In the first part of this project we laid down the two indicators and why we decided to combine them in the search for a reliable system. It is time now to set up the rules and to explain when and how to trade binary options with this method.

For the RSI and the Bollinger Bands indicators use the standard setting, so there’s nothing new there. After applying them to a chart, there is one change to make: set a new level for the RSI indicator, a level that defines the middle point between the overbought and oversold levels. Therefore, if overbought is 70 and oversold is 30, the logical level that fills that function is the 50. Make sure you put it on the RSI as it is key to the system used.

The idea behind this approach is to ride strong trends, but also to spot reversals. In a strong trend, binary options traders aim to enter on market pullbacks. A bullish trend will have pullbacks that give the opportunity to buy call options, while put options are eyed in a bearish trend.



Describing the System

Any technical setup has specific rules for entry and exit, so here are the ones for this system:

  1. Start with the RSI. We use the overbought and oversold levels in an unconventional way, in the sense that we wait for the market to break below the 30 or above the 70. The reason for that comes from strong trends’ behavior. When the market gyrates, it tends to break above or below the overbought/oversold levels, so we use this as a sign of a potential new trend.
  2. After such a break is identified, the idea is to buy call or put options on pullbacks. For example, if the RSI breaks below the 30 level, we use the pullbacks to buy put options. Or, when the RSI breaks above the 70 level, we use the pullbacks to buy call options.
  3. After the RSI breaks, the focus shifts to the Bollinger Bands indicator. The idea is to wait for the price to come back below or above the MBB (Middle Bollinger Band). For example, if the RSI breaks below the 30 level, it signals the potential start of a bearish trend. On a pullback, the price rises above the MBB. We wait for the price to come back below the MBB, and that very candle we interpret as a signal.
  4. The next thing to do is to look at the RSI’s value and to compare it with the 50 level. A valid bearish signal forms when the price closes below the MBB and the RSI’s value is lower than 50. It shows weakness and represents the perfect striking price for a put option.
  5. Ideally, the price reaches the UBB or the LBB before reversing course, and these are the most potent signals or the ones conservative traders use. However, trading only this setup may end up missing super strong trends.

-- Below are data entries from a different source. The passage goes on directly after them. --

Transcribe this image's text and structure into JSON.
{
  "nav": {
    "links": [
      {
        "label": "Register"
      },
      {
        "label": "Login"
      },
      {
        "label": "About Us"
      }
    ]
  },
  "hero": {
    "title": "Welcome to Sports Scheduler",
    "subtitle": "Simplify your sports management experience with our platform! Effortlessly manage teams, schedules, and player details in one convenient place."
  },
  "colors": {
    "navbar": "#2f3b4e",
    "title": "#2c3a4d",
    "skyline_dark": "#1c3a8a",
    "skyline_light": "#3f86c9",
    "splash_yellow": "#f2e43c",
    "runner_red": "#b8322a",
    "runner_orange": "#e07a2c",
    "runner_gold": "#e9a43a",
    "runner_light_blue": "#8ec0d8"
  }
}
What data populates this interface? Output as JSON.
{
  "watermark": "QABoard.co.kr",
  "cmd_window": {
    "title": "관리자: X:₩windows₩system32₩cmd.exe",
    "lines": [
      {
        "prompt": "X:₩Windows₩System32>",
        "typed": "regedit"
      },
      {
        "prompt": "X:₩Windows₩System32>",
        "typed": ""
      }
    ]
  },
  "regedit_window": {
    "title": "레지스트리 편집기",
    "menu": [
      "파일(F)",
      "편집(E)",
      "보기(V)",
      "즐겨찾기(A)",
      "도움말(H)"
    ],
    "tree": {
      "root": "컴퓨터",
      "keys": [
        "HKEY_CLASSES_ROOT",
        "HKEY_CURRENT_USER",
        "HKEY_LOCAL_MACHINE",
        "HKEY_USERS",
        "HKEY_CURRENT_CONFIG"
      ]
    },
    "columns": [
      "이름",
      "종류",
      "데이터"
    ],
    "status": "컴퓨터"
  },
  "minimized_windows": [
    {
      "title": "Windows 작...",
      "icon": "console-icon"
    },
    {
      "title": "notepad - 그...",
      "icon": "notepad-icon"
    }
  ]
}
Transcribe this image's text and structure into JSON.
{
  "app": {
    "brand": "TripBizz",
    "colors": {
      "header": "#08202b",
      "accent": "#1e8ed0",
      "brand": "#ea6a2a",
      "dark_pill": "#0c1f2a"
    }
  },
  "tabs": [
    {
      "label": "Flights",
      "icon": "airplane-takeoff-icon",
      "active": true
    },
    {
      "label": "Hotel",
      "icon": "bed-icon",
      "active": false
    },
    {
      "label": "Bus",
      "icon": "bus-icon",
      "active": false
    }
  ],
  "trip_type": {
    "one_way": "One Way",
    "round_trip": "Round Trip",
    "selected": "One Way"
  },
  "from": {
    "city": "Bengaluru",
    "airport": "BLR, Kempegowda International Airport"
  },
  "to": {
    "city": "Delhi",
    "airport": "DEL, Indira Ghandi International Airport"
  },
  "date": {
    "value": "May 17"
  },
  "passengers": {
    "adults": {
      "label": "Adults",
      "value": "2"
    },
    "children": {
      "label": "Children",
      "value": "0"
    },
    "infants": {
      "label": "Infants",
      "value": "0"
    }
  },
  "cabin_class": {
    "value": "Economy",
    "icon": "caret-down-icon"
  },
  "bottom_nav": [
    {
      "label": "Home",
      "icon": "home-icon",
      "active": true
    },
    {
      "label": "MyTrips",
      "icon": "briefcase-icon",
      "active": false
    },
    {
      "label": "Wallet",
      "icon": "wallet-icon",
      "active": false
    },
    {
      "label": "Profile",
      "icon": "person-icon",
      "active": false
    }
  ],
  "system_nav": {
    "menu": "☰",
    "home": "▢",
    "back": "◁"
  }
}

Below is the EURUSD daily chart as we used it in our videos explaining the setup. From left to right, the RSI breaks below 30. That’s bearish, and we want to trade a pullback. 

rsi eurusd daily chart


The pullback comes, the price breaks through the UBB and then reverses and closes below the MBB (the green line). That’s the signal, and the focus shifts to the 50 level on the RSI. If the RSI is lower than 50, that’s the green light for the put option. If not, it signals a potential reverse, so the best course of action is just to wait for the market to turn.

The video analysis explains in detail all these steps and examples, making it a transparent system to use in combination with a healthy money management approach.



Risk Warning: Trading may not be suitable for everyone, so please ensure that you fully understand the risks involved. Especially trading leveraged products such as Forex and CFDs carry a high degree of risk to your capital and can result in the loss of your entire capital. Only invest with money you can afford to lose.